WASHINGTON (via CNNMoney) — Some students will start owing more on their loans while they’re in school under a last-minute debt ceiling deal to keep the country out of default and reduce deficits by at least $2.1 trillion over a decade.
As part of the savings to trim the deficits, Congress would scrap a special kind of federal loan for graduate students. So-called subsidized student loans don’t charge students any interest on the principal of student loans until six months after students graduated. Congress would also nix a special credit for all students who make 12 months of on-time loan payments.
The changes would take place July 1, 2012. For taxpayers, the savings taken from the pockets of students will total $21.6 billion over the next ten years, according to the Congressional Budget Office. For graduate students who qualify for the maximum amount of subsidized loans, it could tack several thousand dollars to the cost of going to school.
The idea for the cuts originally came from the Republican-controlled House, but even Senate Majority Leader Harry Reid proposed cutting the graduate school subsidized loans in budget talks last week. The money saved by the student loan cuts would help pay to keep Pell Grants, which so far are maintained at a maximum grant of $5,500 a year for some 8 million poor students.
Of the $22 billion saved, $17 billion will go to fund Pell Grants, which only leaves that program $1.3 billion short, said student aid groups.
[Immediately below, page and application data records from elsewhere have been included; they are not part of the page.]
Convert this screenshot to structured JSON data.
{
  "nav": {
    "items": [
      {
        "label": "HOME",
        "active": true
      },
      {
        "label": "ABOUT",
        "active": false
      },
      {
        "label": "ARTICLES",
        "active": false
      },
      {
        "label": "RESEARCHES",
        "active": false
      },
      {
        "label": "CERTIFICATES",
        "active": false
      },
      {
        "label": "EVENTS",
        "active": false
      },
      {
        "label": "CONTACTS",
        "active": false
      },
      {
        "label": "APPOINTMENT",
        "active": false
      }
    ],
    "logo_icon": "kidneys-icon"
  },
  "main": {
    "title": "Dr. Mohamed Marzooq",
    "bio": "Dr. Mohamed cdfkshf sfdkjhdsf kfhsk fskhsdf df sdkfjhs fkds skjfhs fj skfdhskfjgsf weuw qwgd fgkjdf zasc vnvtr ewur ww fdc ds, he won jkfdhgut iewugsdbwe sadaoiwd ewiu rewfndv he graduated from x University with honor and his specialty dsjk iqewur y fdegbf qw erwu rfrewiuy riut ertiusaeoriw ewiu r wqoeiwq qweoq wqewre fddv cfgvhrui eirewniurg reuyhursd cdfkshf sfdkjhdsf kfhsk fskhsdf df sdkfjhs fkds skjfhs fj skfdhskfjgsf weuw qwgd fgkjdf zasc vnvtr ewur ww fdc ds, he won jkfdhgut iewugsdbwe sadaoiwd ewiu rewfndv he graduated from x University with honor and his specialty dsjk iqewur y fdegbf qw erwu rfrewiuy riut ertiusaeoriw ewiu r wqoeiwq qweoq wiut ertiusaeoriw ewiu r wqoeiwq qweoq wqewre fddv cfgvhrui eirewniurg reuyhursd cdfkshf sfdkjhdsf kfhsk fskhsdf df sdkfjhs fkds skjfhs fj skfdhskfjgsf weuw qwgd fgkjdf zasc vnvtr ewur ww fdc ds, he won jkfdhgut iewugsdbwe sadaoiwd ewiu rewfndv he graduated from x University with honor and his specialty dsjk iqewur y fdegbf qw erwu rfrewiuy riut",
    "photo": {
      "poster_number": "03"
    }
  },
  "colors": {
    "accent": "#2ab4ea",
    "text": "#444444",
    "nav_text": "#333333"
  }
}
That’s why most groups can live with the cuts to graduate student loans.
The rest of the savings goes to deficit reduction.
Brett Crandall, BYU-Idaho Communications
Nate Eaton, EastIdahoNews.com
Stephan Rockefeller, EastIdahoNews.com
Natalia Hepworth, EastIdahoNews.com